Good, J. K.
Fikes, M. W. R.
The Force Sensing Resistor (FSRTM)1 is a device which changes resistance in a predictable manner with the application of force on its surface.[1] The FSR has been used in a variety of applications since its invention in 1986, including position sensing, traffic counting, pressure sensing in wind tunnels and sensing in numerous security devices. This publication presents the results of a study in which the FSR was implemented as a tool for measuring the radial interlayer pressures in wound rolls.
The FSR exists in two primary forms: the shunt mode FSR, and the through conduction mode FSR. The focus of this study is concentrated entirely upon the shunt mode form of the device. The term "FSR" will refer to this form of the device throughout this publication.
The FSR consists of two polyester sheets sandwiched together. One sheet contains a screen printed pattern of discontinuous conductive fingers. The other sheet contains a sensing film consisting of a number of organic and inorganic ingredients suspended in a polymer matrix. The sensing film acts as a shunt resistance to the printed conductor on the opposing polyester sheet. The shunt resistance of the sensing film decreases proportionately with the applied normal force by means of microscopic contact mechanisms in the sensing film. Very small conductors and semiconductors, ranging from fractions of microns to microns in size, are present in the sensing film. The intimate contact of these particles with other particles and with the conductive fingers on the opposite sheet produces a relatively uniform resistance that changes as a function of pressure. In Figure I, the mechanical form of the FSR is illustrated.

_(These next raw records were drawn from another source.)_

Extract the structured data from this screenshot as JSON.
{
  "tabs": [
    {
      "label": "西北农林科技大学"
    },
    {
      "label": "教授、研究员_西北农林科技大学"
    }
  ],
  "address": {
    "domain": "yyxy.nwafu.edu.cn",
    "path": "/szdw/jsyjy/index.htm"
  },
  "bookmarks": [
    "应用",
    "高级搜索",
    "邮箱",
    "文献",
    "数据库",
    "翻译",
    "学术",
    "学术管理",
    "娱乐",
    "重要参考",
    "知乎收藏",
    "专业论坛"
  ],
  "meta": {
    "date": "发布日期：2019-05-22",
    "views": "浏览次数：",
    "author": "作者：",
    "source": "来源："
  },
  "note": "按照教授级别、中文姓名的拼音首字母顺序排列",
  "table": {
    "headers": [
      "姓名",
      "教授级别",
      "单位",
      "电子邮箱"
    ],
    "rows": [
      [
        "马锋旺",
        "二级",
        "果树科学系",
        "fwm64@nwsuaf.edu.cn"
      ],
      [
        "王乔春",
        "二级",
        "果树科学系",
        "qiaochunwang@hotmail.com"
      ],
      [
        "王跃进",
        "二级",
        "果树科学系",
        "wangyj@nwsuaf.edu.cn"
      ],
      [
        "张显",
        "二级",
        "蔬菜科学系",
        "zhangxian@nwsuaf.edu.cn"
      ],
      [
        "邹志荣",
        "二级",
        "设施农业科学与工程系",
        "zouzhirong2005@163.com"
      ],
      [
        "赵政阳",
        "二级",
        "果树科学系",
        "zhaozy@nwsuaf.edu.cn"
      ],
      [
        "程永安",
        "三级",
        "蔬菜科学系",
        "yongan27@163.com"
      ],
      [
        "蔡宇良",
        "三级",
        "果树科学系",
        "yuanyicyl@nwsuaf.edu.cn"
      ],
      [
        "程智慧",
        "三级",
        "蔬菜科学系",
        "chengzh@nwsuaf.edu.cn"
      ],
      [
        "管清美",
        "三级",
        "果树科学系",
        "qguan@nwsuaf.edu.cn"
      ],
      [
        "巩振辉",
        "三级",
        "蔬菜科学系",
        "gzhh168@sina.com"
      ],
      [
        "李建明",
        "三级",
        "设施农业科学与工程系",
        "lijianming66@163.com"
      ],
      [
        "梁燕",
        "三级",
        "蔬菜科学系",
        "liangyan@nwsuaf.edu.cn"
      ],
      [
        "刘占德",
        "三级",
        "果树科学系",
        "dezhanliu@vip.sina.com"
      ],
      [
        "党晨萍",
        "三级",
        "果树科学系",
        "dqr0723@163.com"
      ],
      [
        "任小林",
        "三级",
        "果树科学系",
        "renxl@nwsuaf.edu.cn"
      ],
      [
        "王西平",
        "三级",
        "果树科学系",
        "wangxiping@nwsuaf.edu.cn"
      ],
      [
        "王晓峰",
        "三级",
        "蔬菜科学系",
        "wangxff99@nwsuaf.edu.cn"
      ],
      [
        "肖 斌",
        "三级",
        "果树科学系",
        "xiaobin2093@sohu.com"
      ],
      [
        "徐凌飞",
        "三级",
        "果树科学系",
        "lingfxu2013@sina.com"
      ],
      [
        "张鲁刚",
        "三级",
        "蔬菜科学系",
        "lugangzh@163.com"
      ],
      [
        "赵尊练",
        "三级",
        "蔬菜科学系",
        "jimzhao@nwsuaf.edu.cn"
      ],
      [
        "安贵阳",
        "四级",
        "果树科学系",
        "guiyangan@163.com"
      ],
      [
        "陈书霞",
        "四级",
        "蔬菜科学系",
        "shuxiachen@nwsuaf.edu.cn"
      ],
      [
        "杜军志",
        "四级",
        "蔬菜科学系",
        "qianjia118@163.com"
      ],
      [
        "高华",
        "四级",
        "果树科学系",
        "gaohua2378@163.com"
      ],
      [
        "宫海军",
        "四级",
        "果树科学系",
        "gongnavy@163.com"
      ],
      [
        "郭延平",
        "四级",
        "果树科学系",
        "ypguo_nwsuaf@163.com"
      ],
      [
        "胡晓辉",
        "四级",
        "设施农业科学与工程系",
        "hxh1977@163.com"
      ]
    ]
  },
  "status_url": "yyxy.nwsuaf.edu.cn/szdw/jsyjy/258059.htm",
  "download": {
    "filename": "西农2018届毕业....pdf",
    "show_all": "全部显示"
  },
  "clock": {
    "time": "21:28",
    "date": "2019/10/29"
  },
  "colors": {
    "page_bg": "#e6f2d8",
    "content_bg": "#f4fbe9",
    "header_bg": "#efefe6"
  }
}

Since the FSR is manufactured by a screen printing process, any size or shape of FSR can be manufactured. The FSR used for all of the work in this study is shown in Figure 2. This pattern can be used not only to measure interlayer pressures at various radii in the wound roll, but it can also be used to measure the pressure variations across the width of the web in the cross machine direction.
This publication will first present a technique by which the FSR can be calibrated for experimental studies of the radial pressure profile in wound rolls. The results of wound roll studies which have led to the discovery of a new boundary condition for wound roll stress models are also presented. The development of this boundary condition allows models previously constrained to center-winding to be applied to center-winding with an undriven nip roll pressed against the wound roll.